Philippines' Duterte Makes U-Turn on Peace Talks With ISIS Affiliate

Philippine troops fighting against Abu Sayyaf
Philippine soldiers stand guard next to an Armored Personnel Carrier inside a military camp as they prepare for an operation against the extremist Abu Sayyaf group, Jolo, Sulu province, September 5. Philippine President Rodrigo Duterte said Friday that he could hold peace talks with Abu Sayyaf, the Islamist group that has pledged its support for ISIS and continues to wage an insurgency against Philippine authorities. Mark Navales/AFP/Getty

Philippine President Rodrigo Duterte appeared Friday to make a U-turn on peace talks with Abu Sayyaf, the radical Islamist militant group that has pledged allegiance to the Islamic State militant group (ISIS) and beheaded two Canadian nationals this year.

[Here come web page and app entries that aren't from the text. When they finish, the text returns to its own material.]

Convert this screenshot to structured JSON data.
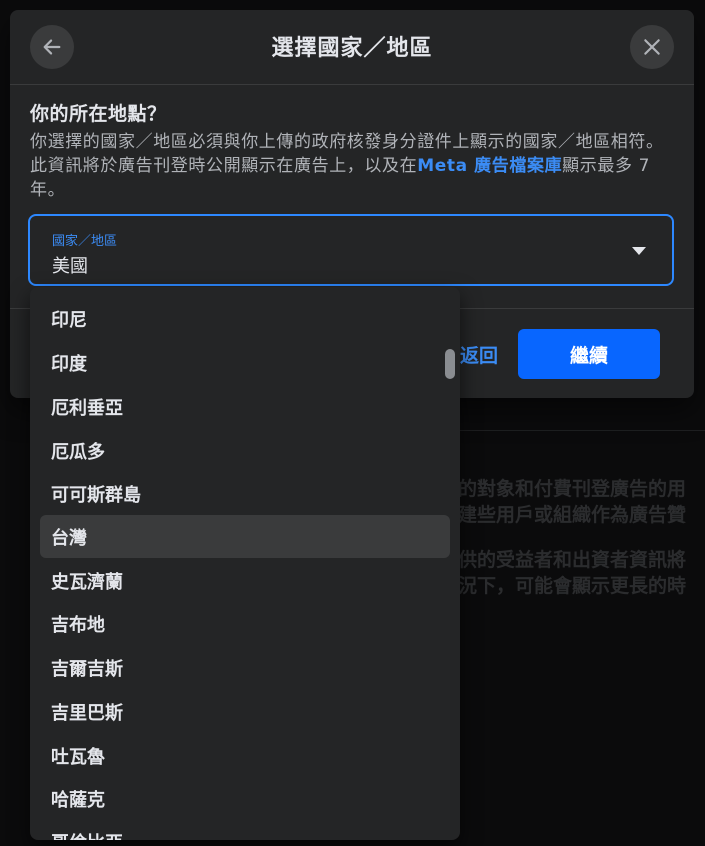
{
  "dialog": {
    "title": "選擇國家／地區",
    "question": "你的所在地點？",
    "desc_part1": "你選擇的國家／地區必須與你上傳的政府核發身分證件上顯示的國家／地區相符。此資訊將於廣告刊登時公開顯示在廣告上，以及在",
    "desc_link": "Meta 廣告檔案庫",
    "desc_part2": "顯示最多 7 年。",
    "select_label": "國家／地區",
    "select_value": "美國",
    "back_link": "返回",
    "continue_label": "繼續"
  },
  "dropdown": {
    "options": [
      "印尼",
      "印度",
      "厄利垂亞",
      "厄瓜多",
      "可可斯群島",
      "台灣",
      "史瓦濟蘭",
      "吉布地",
      "吉爾吉斯",
      "吉里巴斯",
      "吐瓦魯",
      "哈薩克",
      "哥倫比亞"
    ],
    "highlighted": "台灣"
  },
  "background": {
    "line1": "的對象和付費刊登廣告的用",
    "line2": "建些用戶或組織作為廣告贊",
    "line3": "供的受益者和出資者資訊將",
    "line4": "況下，可能會顯示更長的時"
  },
  "colors": {
    "accent": "#0866ff",
    "link": "#3b8cf5",
    "surface": "#242526"
  }
}
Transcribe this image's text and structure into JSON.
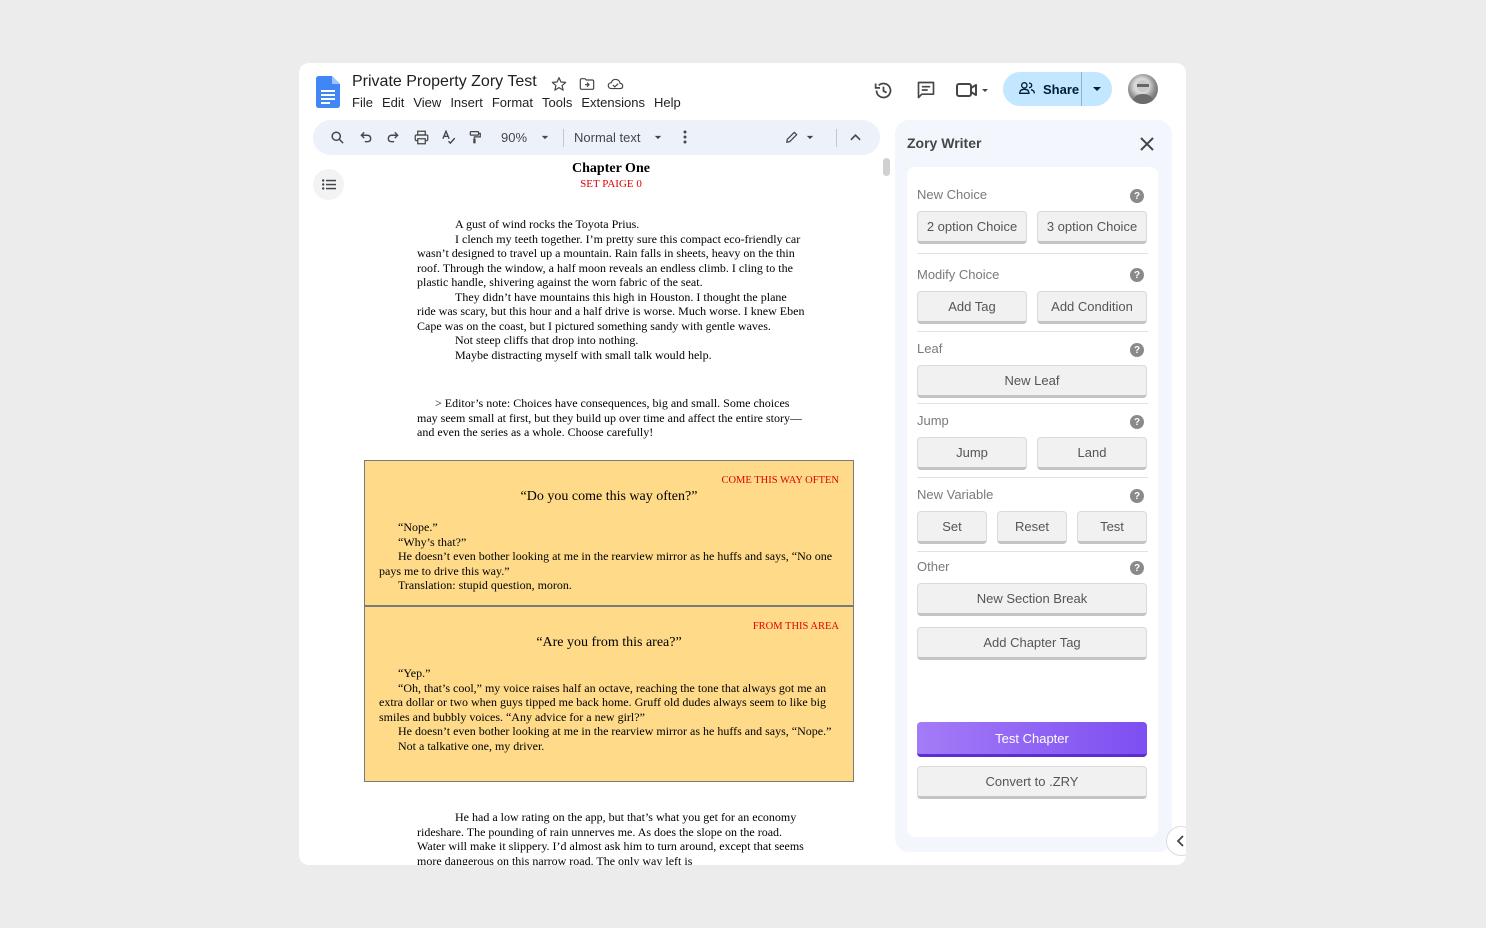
{
  "doc": {
    "title": "Private Property Zory Test",
    "menu": [
      "File",
      "Edit",
      "View",
      "Insert",
      "Format",
      "Tools",
      "Extensions",
      "Help"
    ]
  },
  "header": {
    "share_label": "Share"
  },
  "toolbar": {
    "zoom": "90%",
    "style": "Normal text"
  },
  "content": {
    "chapter_title": "Chapter One",
    "chapter_tag": "SET PAIGE 0",
    "intro": [
      "A gust of wind rocks the Toyota Prius.",
      "I clench my teeth together. I’m pretty sure this compact eco-friendly car wasn’t designed to travel up a mountain. Rain falls in sheets, heavy on the thin roof. Through the window, a half moon reveals an endless climb. I cling to the plastic handle, shivering against the worn fabric of the seat.",
      "They didn’t have mountains this high in Houston. I thought the plane ride was scary, but this hour and a half drive is worse. Much worse. I knew Eben Cape was on the coast, but I pictured something sandy with gentle waves.",
      "Not steep cliffs that drop into nothing.",
      "Maybe distracting myself with small talk would help."
    ],
    "editor_note": "> Editor’s note: Choices have consequences, big and small. Some choices may seem small at first, but they build up over time and affect the entire story—and even the series as a whole. Choose carefully!",
    "choices": [
      {
        "tag": "COME THIS WAY OFTEN",
        "question": "“Do you come this way often?”",
        "body": [
          "“Nope.”",
          "“Why’s that?”",
          "He doesn’t even bother looking at me in the rearview mirror as he huffs and says, “No one pays me to drive this way.”",
          "Translation: stupid question, moron."
        ]
      },
      {
        "tag": "FROM THIS AREA",
        "question": "“Are you from this area?”",
        "body": [
          "“Yep.”",
          "“Oh, that’s cool,” my voice raises half an octave, reaching the tone that always got me an extra dollar or two when guys tipped me back home. Gruff old dudes always seem to like big smiles and bubbly voices. “Any advice for a new girl?”",
          "He doesn’t even bother looking at me in the rearview mirror as he huffs and says, “Nope.”",
          "Not a talkative one, my driver."
        ]
      }
    ],
    "outro": "He had a low rating on the app, but that’s what you get for an economy rideshare. The pounding of rain unnerves me. As does the slope on the road. Water will make it slippery. I’d almost ask him to turn around, except that seems more dangerous on this narrow road. The only way left is"
  },
  "panel": {
    "title": "Zory Writer",
    "sections": {
      "new_choice": {
        "label": "New Choice",
        "buttons": [
          "2 option Choice",
          "3 option Choice"
        ]
      },
      "modify_choice": {
        "label": "Modify Choice",
        "buttons": [
          "Add Tag",
          "Add Condition"
        ]
      },
      "leaf": {
        "label": "Leaf",
        "buttons": [
          "New Leaf"
        ]
      },
      "jump": {
        "label": "Jump",
        "buttons": [
          "Jump",
          "Land"
        ]
      },
      "new_variable": {
        "label": "New Variable",
        "buttons": [
          "Set",
          "Reset",
          "Test"
        ]
      },
      "other": {
        "label": "Other",
        "buttons": [
          "New Section Break",
          "Add Chapter Tag"
        ]
      }
    },
    "test_chapter": "Test Chapter",
    "convert": "Convert to .ZRY"
  },
  "colors": {
    "accent_blue": "#c2e7ff",
    "choice_bg": "#ffdb89",
    "tag_red": "#e00000",
    "primary_purple": "#7d4ff1"
  }
}
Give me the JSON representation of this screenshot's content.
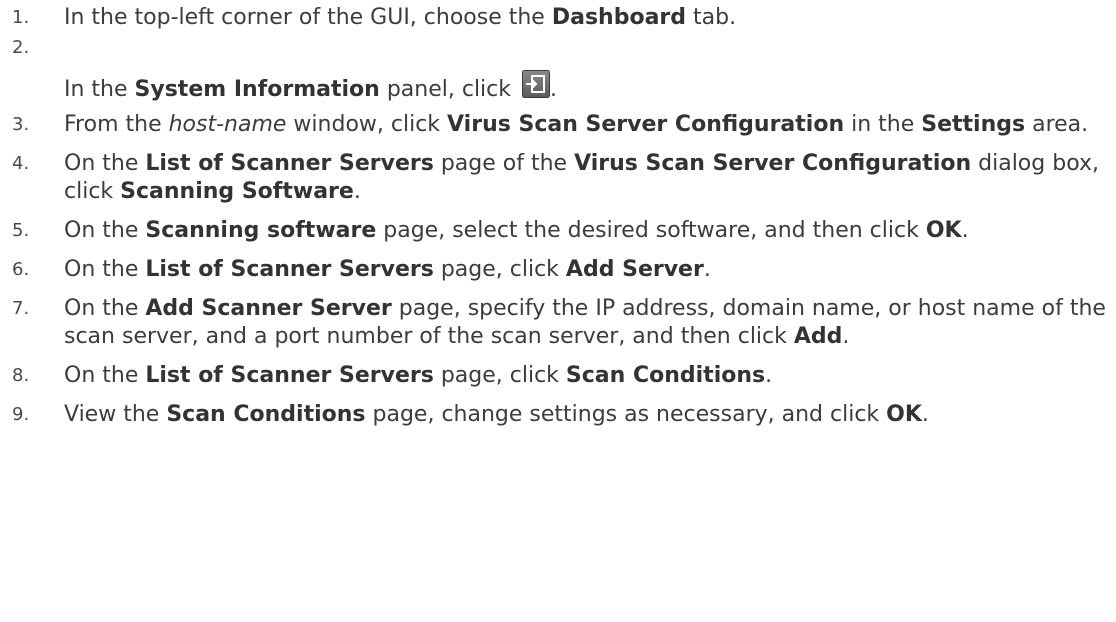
{
  "steps": [
    {
      "number": "1.",
      "parts": [
        {
          "t": "In the top-left corner of the GUI, choose the "
        },
        {
          "t": "Dashboard",
          "s": "b"
        },
        {
          "t": " tab."
        }
      ]
    },
    {
      "number": "2.",
      "parts": [
        {
          "t": "In the "
        },
        {
          "t": "System Information",
          "s": "b"
        },
        {
          "t": " panel, click "
        },
        {
          "icon": "settings-window-icon"
        },
        {
          "t": "."
        }
      ]
    },
    {
      "number": "3.",
      "parts": [
        {
          "t": "From the "
        },
        {
          "t": "host-name",
          "s": "i"
        },
        {
          "t": " window, click "
        },
        {
          "t": "Virus Scan Server Configuration",
          "s": "b"
        },
        {
          "t": " in the "
        },
        {
          "t": "Settings",
          "s": "b"
        },
        {
          "t": " area."
        }
      ]
    },
    {
      "number": "4.",
      "parts": [
        {
          "t": "On the "
        },
        {
          "t": "List of Scanner Servers",
          "s": "b"
        },
        {
          "t": " page of the "
        },
        {
          "t": "Virus Scan Server Configuration",
          "s": "b"
        },
        {
          "t": " dialog box, click "
        },
        {
          "t": "Scanning Software",
          "s": "b"
        },
        {
          "t": "."
        }
      ]
    },
    {
      "number": "5.",
      "parts": [
        {
          "t": "On the "
        },
        {
          "t": "Scanning software",
          "s": "b"
        },
        {
          "t": " page, select the desired software, and then click "
        },
        {
          "t": "OK",
          "s": "b"
        },
        {
          "t": "."
        }
      ]
    },
    {
      "number": "6.",
      "parts": [
        {
          "t": "On the "
        },
        {
          "t": "List of Scanner Servers",
          "s": "b"
        },
        {
          "t": " page, click "
        },
        {
          "t": "Add Server",
          "s": "b"
        },
        {
          "t": "."
        }
      ]
    },
    {
      "number": "7.",
      "parts": [
        {
          "t": "On the "
        },
        {
          "t": "Add Scanner Server",
          "s": "b"
        },
        {
          "t": " page, specify the IP address, domain name, or host name of the scan server, and a port number of the scan server, and then click "
        },
        {
          "t": "Add",
          "s": "b"
        },
        {
          "t": "."
        }
      ]
    },
    {
      "number": "8.",
      "parts": [
        {
          "t": "On the "
        },
        {
          "t": "List of Scanner Servers",
          "s": "b"
        },
        {
          "t": " page, click "
        },
        {
          "t": "Scan Conditions",
          "s": "b"
        },
        {
          "t": "."
        }
      ]
    },
    {
      "number": "9.",
      "parts": [
        {
          "t": "View the "
        },
        {
          "t": "Scan Conditions",
          "s": "b"
        },
        {
          "t": " page, change settings as necessary, and click "
        },
        {
          "t": "OK",
          "s": "b"
        },
        {
          "t": "."
        }
      ]
    }
  ]
}
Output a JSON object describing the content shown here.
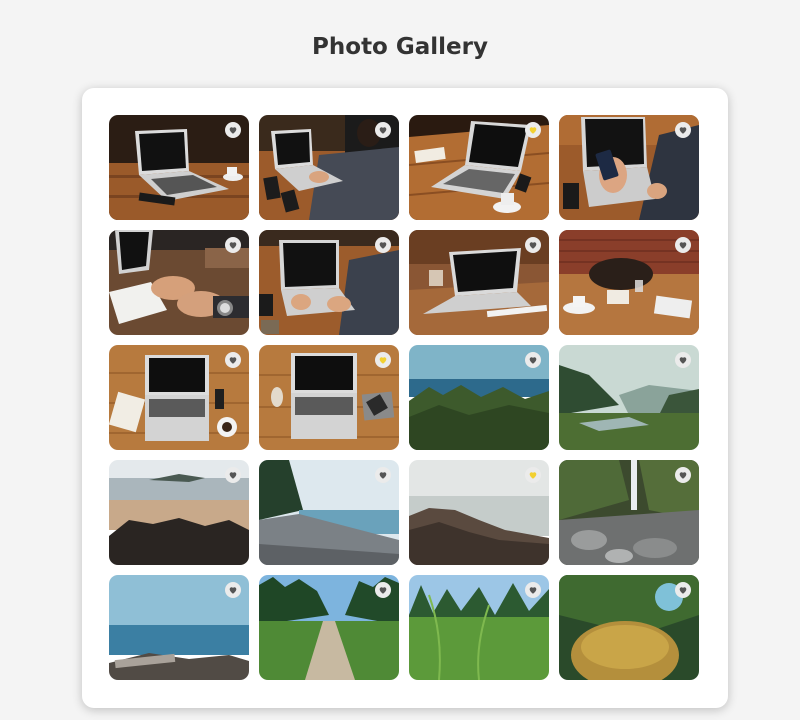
{
  "page": {
    "title": "Photo Gallery"
  },
  "colors": {
    "heart_default": "#555555",
    "heart_favorite": "#f2d031",
    "heart_bg": "#ebebeb"
  },
  "gallery": {
    "photos": [
      {
        "name": "laptop-desk-dark",
        "favorite": false
      },
      {
        "name": "man-typing-laptop",
        "favorite": false
      },
      {
        "name": "laptop-wooden-table-coffee",
        "favorite": true
      },
      {
        "name": "hands-phone-laptop",
        "favorite": false
      },
      {
        "name": "hands-writing-notebook",
        "favorite": false
      },
      {
        "name": "typing-laptop-phone",
        "favorite": false
      },
      {
        "name": "laptop-glass-table",
        "favorite": false
      },
      {
        "name": "bag-desk-brick-wall",
        "favorite": false
      },
      {
        "name": "laptop-notebook-coffee-top",
        "favorite": false
      },
      {
        "name": "laptop-phone-top",
        "favorite": true
      },
      {
        "name": "sea-forest",
        "favorite": false
      },
      {
        "name": "valley-river",
        "favorite": false
      },
      {
        "name": "rocky-beach",
        "favorite": false
      },
      {
        "name": "pebble-shore",
        "favorite": false
      },
      {
        "name": "rocks-calm-sea",
        "favorite": true
      },
      {
        "name": "waterfall-rocks",
        "favorite": false
      },
      {
        "name": "driftwood-coast",
        "favorite": false
      },
      {
        "name": "path-through-meadow",
        "favorite": false
      },
      {
        "name": "grass-closeup",
        "favorite": false
      },
      {
        "name": "mossy-rock-forest",
        "favorite": false
      }
    ]
  }
}
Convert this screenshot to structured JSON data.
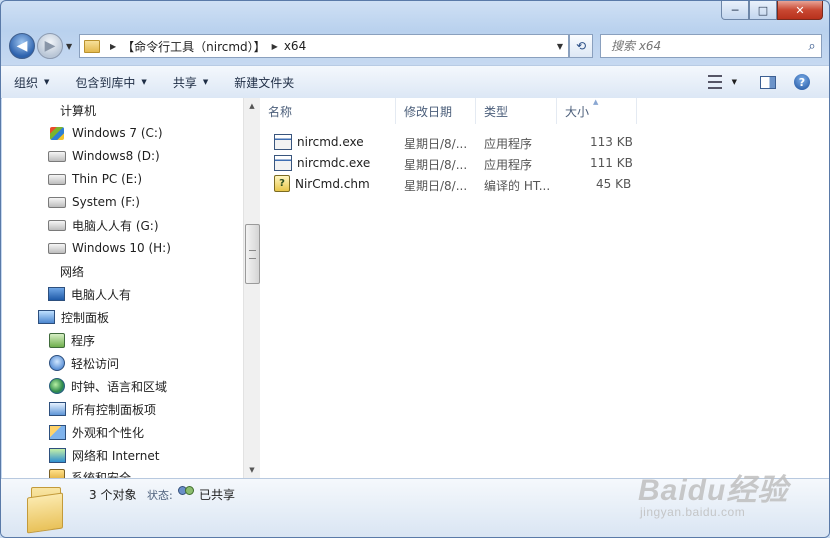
{
  "window": {
    "caption": {
      "minimize": "─",
      "maximize": "□",
      "close": "✕"
    }
  },
  "nav": {
    "back": "◀",
    "forward": "▶",
    "dropdown": "▼"
  },
  "address": {
    "crumbs": [
      "【命令行工具（nircmd）】",
      "x64"
    ],
    "separator": "▶",
    "dropdown": "▼"
  },
  "refresh": "⟲",
  "search": {
    "placeholder": "搜索 x64",
    "icon": "⌕"
  },
  "toolbar": {
    "organize": "组织",
    "include_in_library": "包含到库中",
    "share": "共享",
    "new_folder": "新建文件夹",
    "help": "?"
  },
  "tree": [
    {
      "label": "计算机",
      "icon": "computer-icon"
    },
    {
      "label": "Windows 7  (C:)",
      "icon": "windows-drive-icon"
    },
    {
      "label": "Windows8 (D:)",
      "icon": "drive-icon"
    },
    {
      "label": "Thin PC (E:)",
      "icon": "drive-icon"
    },
    {
      "label": "System (F:)",
      "icon": "drive-icon"
    },
    {
      "label": "电脑人人有 (G:)",
      "icon": "drive-icon"
    },
    {
      "label": "Windows 10 (H:)",
      "icon": "drive-icon"
    },
    {
      "label": "网络",
      "icon": "network-icon"
    },
    {
      "label": "电脑人人有",
      "icon": "network-computer-icon"
    },
    {
      "label": "控制面板",
      "icon": "control-panel-icon"
    },
    {
      "label": "程序",
      "icon": "programs-icon"
    },
    {
      "label": "轻松访问",
      "icon": "ease-of-access-icon"
    },
    {
      "label": "时钟、语言和区域",
      "icon": "clock-language-region-icon"
    },
    {
      "label": "所有控制面板项",
      "icon": "all-control-panel-items-icon"
    },
    {
      "label": "外观和个性化",
      "icon": "appearance-icon"
    },
    {
      "label": "网络和 Internet",
      "icon": "network-internet-icon"
    },
    {
      "label": "系统和安全",
      "icon": "system-security-icon"
    }
  ],
  "columns": {
    "name": "名称",
    "modified": "修改日期",
    "type": "类型",
    "size": "大小",
    "sort_indicator": "▲"
  },
  "files": [
    {
      "name": "nircmd.exe",
      "modified": "星期日/8/...",
      "type": "应用程序",
      "size": "113 KB",
      "icon": "exe-icon"
    },
    {
      "name": "nircmdc.exe",
      "modified": "星期日/8/...",
      "type": "应用程序",
      "size": "111 KB",
      "icon": "exe-icon"
    },
    {
      "name": "NirCmd.chm",
      "modified": "星期日/8/...",
      "type": "编译的 HT...",
      "size": "45 KB",
      "icon": "chm-help-icon"
    }
  ],
  "status": {
    "count": "3 个对象",
    "state_label": "状态:",
    "state_value": "已共享"
  },
  "watermark": {
    "text": "Baidu经验",
    "url": "jingyan.baidu.com"
  }
}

Speaking on a visit to wounded soldiers at a military hospital in the southern city of Zamboanga, the firebrand leader appealed to the group to come to the negotiating table for the good of the population, and appeared to suggest that he would consider federalism for the country's Muslim minorities.

"We cannot be forever treating human beings here, seriously wounded," he told reporters. "Let us talk. Let us give our people a chance."

Duterte has previously said that he could not negotiate with Abu Sayyaf, which mainly operates in the southern Philippines, because they are primarily motivated by their criminal activities. But he said Friday that strikes against the group would not improve the situation for ordinary Filipinos. Since coming to power, he has ordered a military operation against Abu Sayyaf and a deadly campaign against Filipino drug gangs.

"I can bomb more if I want to," Duterte said. "At the end of the day, what can I say to the Filipino? That we have wiped out almost all of our Yakan, Sama, Tausug [Muslim] brothers? Even those not connected with the violence now?"

He continued: "Either we talk, if you want autonomy or if you want something else, federalism, I am ready. I am committed to [the] federalism set-up to appease the Moro," he said, referring to Filipino Muslims.

Abu Sayyaf uses kidnap and ransom demands to fund its activities. It has kidnapped more than a dozen Indonesian and Malaysian sailors this year, boarding boats off the Philippine coast, and seven people remain in its possession, alongside a Dutch national, a German national and seven Filipinos.

It beheaded Canadian national John Ridsdel in April in the southern province of Sulu after a ransom deadline passed, and also beheaded his fellow countryman Robert Hall in June. Canada has a policy of not paying the ransom demands of extremists.

But the group is also responsible for the most deadly extremist attack in Filipino history: the 2004 Superferry 14 bombing that left 116 people dead. The U.S. has designated the group as an extremist organization.